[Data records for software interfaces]
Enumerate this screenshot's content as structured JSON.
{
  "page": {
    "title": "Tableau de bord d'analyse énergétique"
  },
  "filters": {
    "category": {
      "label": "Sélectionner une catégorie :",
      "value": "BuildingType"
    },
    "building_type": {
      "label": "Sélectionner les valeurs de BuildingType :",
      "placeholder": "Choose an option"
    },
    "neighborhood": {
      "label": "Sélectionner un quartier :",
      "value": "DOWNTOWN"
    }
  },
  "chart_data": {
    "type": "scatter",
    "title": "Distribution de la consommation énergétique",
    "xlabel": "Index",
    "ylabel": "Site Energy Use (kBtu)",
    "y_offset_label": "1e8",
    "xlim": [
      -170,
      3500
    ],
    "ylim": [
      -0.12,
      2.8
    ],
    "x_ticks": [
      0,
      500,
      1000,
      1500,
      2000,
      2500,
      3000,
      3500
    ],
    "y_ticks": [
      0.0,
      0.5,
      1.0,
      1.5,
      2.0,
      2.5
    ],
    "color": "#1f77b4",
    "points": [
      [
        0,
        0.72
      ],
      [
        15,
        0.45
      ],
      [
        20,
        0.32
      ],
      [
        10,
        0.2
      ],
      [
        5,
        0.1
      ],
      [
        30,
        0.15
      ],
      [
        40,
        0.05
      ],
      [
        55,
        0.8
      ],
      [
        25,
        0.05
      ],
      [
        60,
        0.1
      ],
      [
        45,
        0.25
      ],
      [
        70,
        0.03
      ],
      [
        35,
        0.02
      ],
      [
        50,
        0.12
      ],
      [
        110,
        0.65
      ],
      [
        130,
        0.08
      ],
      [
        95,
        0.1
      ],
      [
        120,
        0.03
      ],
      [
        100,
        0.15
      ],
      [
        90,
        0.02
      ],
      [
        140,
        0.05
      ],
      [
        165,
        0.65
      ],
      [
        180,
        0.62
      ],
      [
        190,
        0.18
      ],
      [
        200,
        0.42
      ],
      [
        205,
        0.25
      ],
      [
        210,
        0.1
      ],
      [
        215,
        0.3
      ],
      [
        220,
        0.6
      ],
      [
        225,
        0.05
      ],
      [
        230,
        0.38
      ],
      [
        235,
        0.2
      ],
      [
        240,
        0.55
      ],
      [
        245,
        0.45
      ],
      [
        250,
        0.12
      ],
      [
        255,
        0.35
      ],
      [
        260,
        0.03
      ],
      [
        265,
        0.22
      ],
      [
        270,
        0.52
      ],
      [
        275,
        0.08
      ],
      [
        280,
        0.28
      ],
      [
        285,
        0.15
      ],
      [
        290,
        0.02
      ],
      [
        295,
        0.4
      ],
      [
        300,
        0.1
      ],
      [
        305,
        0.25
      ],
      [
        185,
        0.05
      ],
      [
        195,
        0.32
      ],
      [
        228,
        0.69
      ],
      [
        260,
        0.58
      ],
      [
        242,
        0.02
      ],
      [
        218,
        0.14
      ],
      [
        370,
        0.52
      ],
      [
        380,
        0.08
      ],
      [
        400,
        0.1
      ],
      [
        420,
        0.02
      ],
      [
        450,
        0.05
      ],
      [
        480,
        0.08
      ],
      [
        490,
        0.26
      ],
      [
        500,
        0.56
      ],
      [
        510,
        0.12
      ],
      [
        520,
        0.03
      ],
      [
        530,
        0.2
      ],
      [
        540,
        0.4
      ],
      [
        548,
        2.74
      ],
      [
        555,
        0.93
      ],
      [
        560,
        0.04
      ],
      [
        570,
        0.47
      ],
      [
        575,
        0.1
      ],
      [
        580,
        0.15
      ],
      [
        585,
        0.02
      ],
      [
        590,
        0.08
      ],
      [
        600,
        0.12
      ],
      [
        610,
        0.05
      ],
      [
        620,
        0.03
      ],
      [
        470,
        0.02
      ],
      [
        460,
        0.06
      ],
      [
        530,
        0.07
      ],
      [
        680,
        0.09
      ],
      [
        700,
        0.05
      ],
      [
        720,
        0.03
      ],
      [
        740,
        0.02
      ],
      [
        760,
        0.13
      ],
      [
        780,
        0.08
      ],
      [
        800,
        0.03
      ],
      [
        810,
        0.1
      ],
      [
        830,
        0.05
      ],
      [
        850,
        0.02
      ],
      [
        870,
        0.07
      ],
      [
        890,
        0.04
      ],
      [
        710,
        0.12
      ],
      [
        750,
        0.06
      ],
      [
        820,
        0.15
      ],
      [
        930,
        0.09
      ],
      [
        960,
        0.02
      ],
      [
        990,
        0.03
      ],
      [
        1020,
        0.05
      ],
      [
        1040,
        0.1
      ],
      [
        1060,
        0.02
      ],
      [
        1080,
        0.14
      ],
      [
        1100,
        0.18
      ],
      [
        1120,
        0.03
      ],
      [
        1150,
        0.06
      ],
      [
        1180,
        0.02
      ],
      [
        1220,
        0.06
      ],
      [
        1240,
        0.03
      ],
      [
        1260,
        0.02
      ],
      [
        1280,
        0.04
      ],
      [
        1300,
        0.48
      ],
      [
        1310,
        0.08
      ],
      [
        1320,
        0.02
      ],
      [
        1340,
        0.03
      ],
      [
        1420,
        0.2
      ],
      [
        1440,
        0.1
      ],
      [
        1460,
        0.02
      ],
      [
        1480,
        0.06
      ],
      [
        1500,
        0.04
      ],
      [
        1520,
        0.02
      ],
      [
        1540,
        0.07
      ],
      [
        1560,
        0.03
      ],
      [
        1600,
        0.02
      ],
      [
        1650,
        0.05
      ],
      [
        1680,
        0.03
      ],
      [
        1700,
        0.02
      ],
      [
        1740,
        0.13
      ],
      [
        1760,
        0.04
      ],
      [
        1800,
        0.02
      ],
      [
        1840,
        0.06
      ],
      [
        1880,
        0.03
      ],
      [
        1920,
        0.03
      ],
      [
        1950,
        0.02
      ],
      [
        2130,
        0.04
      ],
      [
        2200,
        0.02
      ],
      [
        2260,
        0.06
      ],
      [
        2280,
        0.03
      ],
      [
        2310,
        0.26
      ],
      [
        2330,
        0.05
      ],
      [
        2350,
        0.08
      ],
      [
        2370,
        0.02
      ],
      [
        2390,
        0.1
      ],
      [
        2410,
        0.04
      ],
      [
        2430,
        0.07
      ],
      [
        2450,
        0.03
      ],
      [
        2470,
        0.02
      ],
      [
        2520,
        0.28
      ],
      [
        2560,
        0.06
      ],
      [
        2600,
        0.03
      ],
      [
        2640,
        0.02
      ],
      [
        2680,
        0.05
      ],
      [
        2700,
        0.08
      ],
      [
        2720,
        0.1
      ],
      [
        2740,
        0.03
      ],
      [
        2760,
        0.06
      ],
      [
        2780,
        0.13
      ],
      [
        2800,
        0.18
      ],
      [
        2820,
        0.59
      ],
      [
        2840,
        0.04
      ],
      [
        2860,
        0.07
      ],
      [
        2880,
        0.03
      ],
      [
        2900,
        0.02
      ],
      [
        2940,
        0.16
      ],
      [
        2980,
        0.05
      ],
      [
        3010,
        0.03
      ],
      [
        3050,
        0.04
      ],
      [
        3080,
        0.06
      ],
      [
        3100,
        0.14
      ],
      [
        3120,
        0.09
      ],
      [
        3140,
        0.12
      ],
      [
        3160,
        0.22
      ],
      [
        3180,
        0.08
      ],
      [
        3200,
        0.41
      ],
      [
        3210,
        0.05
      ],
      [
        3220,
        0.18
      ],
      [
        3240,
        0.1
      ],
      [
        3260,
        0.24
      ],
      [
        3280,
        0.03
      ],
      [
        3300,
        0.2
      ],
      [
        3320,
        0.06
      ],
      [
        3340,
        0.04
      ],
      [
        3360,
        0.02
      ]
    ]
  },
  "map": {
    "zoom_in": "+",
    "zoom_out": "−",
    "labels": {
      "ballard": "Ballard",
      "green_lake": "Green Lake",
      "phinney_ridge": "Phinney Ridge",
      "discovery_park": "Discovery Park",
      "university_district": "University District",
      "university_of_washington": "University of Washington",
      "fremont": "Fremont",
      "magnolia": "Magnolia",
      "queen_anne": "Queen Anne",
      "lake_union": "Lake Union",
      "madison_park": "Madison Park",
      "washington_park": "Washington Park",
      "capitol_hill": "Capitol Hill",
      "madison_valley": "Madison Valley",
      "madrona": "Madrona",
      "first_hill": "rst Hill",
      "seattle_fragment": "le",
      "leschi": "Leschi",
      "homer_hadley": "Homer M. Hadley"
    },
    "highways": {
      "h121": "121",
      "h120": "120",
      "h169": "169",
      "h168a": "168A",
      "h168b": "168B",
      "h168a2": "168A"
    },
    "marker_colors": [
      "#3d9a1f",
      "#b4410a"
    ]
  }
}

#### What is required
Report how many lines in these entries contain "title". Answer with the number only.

#### Written reply
2